Parts of a Tire

Tires are a driver’s only contact with the road, transferring actions such as steering, braking, accelerating, and turning. They are specifically chosen for each vehicle, making tires one of the most important safety features on a car, truck, or crossover. See your Certified Service experts for tips and helpful advice so you can make an informed decision on the right tires for you.



Tires are made up of many different parts, and it’s important to understand how they work.

A. Belts
Rubber-coated layers of steel, fiberglass, rayon, and other materials located between the tread and plies, crisscrossing at angles, hold the plies in place. Belts provide resistance to punctures and help treads stay flat and in contact with the road.

B. Sipes 
Sipes are special treads within the tread that improve traction on wet, dirty, sandy, or snowy road surfaces.
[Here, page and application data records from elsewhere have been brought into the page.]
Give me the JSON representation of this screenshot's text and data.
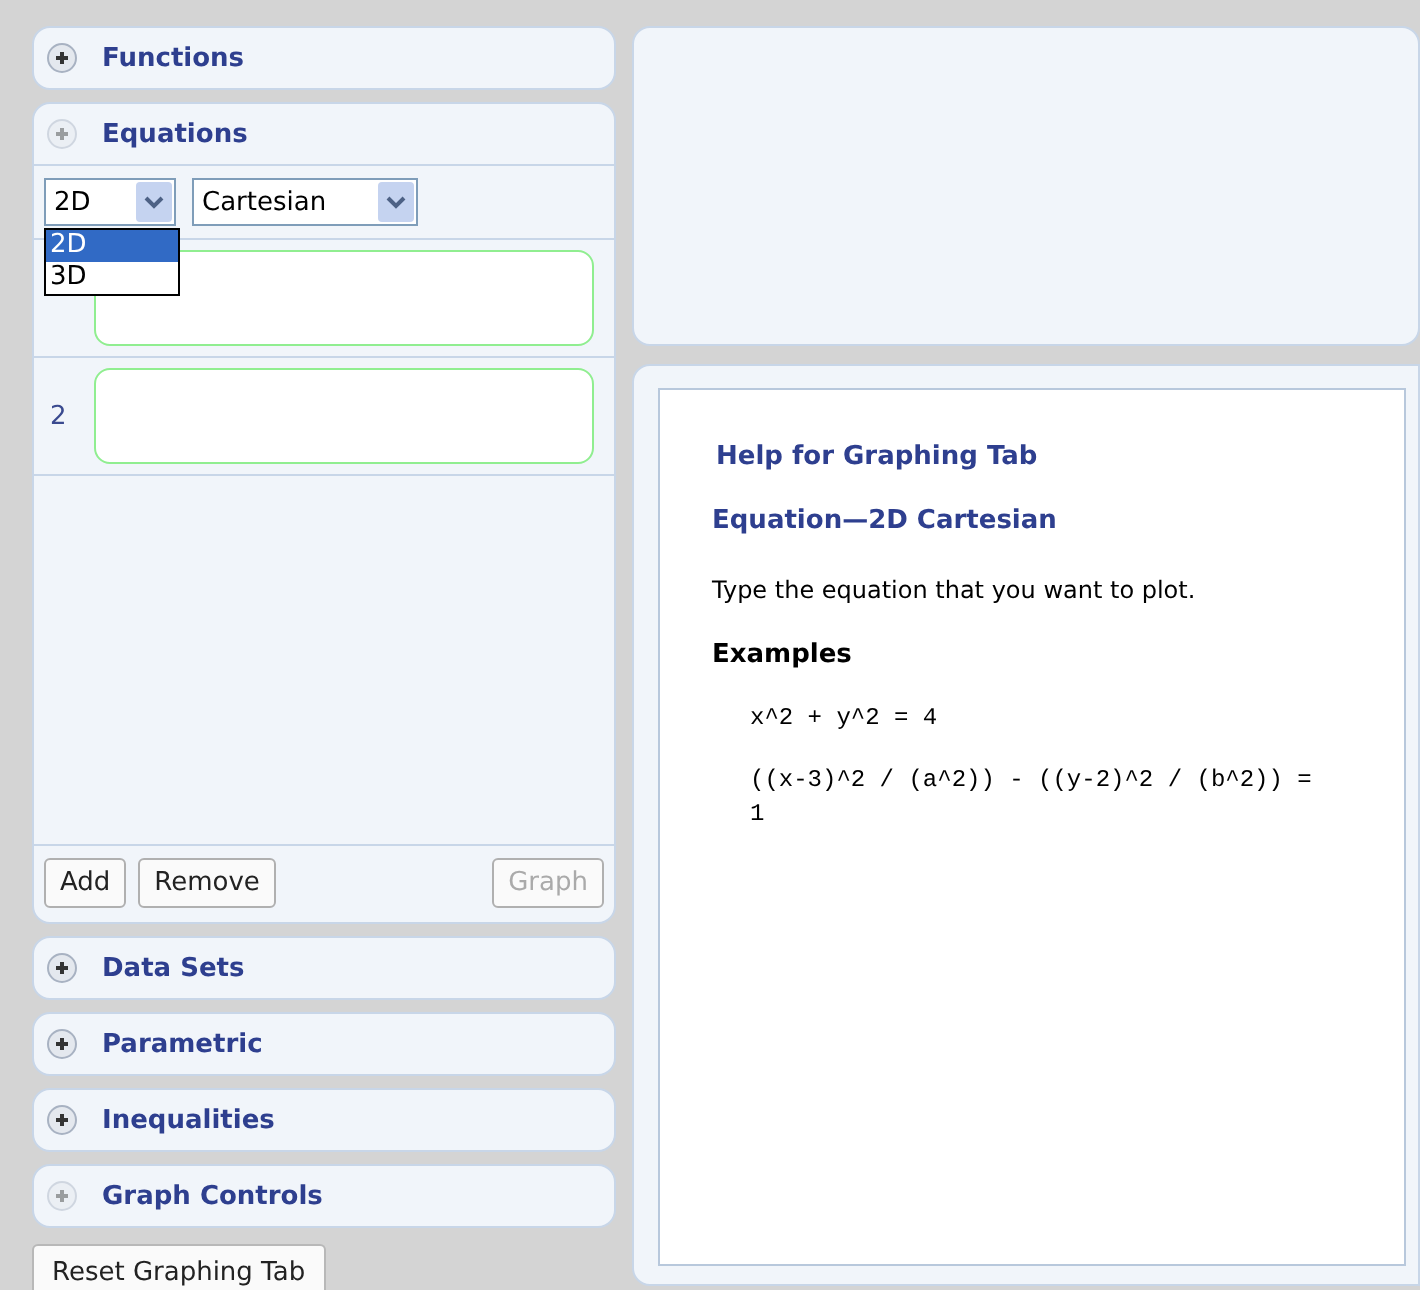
{
  "sections_before": [
    {
      "title": "Functions",
      "disabled": false
    }
  ],
  "equations": {
    "title": "Equations",
    "expanded": true,
    "dimension": {
      "value": "2D",
      "options": [
        {
          "label": "2D",
          "selected": true
        },
        {
          "label": "3D",
          "selected": false
        }
      ]
    },
    "coordinates": {
      "value": "Cartesian"
    },
    "rows": [
      {
        "kind": "covered"
      },
      {
        "kind": "numbered",
        "number": "2"
      }
    ],
    "buttons": [
      {
        "label": "Add",
        "disabled": false
      },
      {
        "label": "Remove",
        "disabled": false
      },
      {
        "label": "Graph",
        "disabled": true
      }
    ]
  },
  "sections_after": [
    {
      "title": "Data Sets",
      "disabled": false
    },
    {
      "title": "Parametric",
      "disabled": false
    },
    {
      "title": "Inequalities",
      "disabled": false
    },
    {
      "title": "Graph Controls",
      "disabled": true
    }
  ],
  "reset_button": "Reset Graphing Tab",
  "help": {
    "title": "Help for Graphing Tab",
    "subtitle": "Equation—2D Cartesian",
    "text": "Type the equation that you want to plot.",
    "examples_heading": "Examples",
    "examples": [
      "x^2 + y^2 = 4",
      "((x-3)^2 / (a^2)) - ((y-2)^2 / (b^2)) = 1"
    ]
  }
}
C. Tread 
The portion of the tire that comes in contact with the road.

D. Grooves 
The spaces between two adjacent tread ribs are also called tread grooves. These allow water to escape effectively.

E. Shoulder 
The outer edge of the tread that wraps into the sidewall area.

F. Sidewall 
The sidewall of the tire protects cord plies and features tire markings and information such as tire size and type.

G. Inner Liner 
This is the innermost layer of a tubeless tire that prevents air from penetrating the tire.


Since tires play a major role in establishing the performance and handling characteristics of a vehicle, many manufacturers require their tire suppliers to identify their Original Equipment (OE) tires with symbols or codes branded on the sidewalls.

The goal is to make it easier for owners to identify and select exact replacements when their OE tires wear out. The information provided below will allow you to decode the information on a tire sidewall and help you make the right choice in replacement tires. And your Certified Service experts are always there to answer your questions and provide helpful advice.

A. Tire Size 
The tire size is a combination of letters and numbers used to define a particular tire’s width, height, aspect ratio, construction type, and service description.

B. Maximum Cold Inflation Load Limit 

This information tells the maximum load that can be carried and the maximum pressure needed to support that load. Please note that you should always inflate your tires to the pressure noted on the tire pressure placard (typically located on your driver door frame) or in your Owner’s Manual. To find more information on tire pressure and inflation, click here.

C. Tire Performance Criteria Specification (TPC Spec)
Most OE tires designed to GM’s specific tire performance criteria have a TPC spec code molded onto the sidewall. GM’s TPC specs meet or exceed all federal safety guidelines.
D. Winter Tire Symbol
Tires designed specifically for use in winter conditions (snow, slush, ice, and low temperatures) feature a three-peak mountain snowflake symbol.